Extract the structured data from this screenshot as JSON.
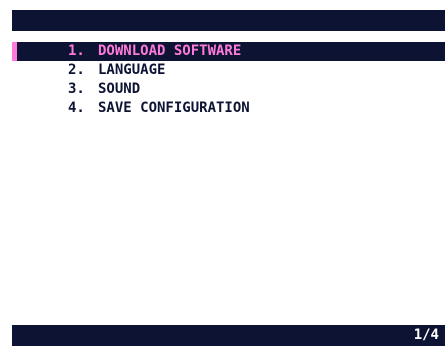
{
  "colors": {
    "background": "#ffffff",
    "bar": "#0d1433",
    "text": "#0d1433",
    "highlight_text": "#ff7bdb",
    "status_text": "#ffffff"
  },
  "menu": {
    "selected_index": 0,
    "items": [
      {
        "number": "1.",
        "label": "DOWNLOAD SOFTWARE"
      },
      {
        "number": "2.",
        "label": "LANGUAGE"
      },
      {
        "number": "3.",
        "label": "SOUND"
      },
      {
        "number": "4.",
        "label": "SAVE CONFIGURATION"
      }
    ]
  },
  "status_bar": {
    "page_indicator": "1/4"
  }
}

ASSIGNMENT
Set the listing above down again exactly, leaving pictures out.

EXERCISE OUTPUT
Extract the structured data from this screenshot as JSON.
{
  "colors": {
    "background": "#ffffff",
    "bar": "#0d1433",
    "text": "#0d1433",
    "highlight_text": "#ff7bdb",
    "status_text": "#ffffff"
  },
  "menu": {
    "selected_index": 0,
    "items": [
      {
        "number": "1.",
        "label": "DOWNLOAD SOFTWARE"
      },
      {
        "number": "2.",
        "label": "LANGUAGE"
      },
      {
        "number": "3.",
        "label": "SOUND"
      },
      {
        "number": "4.",
        "label": "SAVE CONFIGURATION"
      }
    ]
  },
  "status_bar": {
    "page_indicator": "1/4"
  }
}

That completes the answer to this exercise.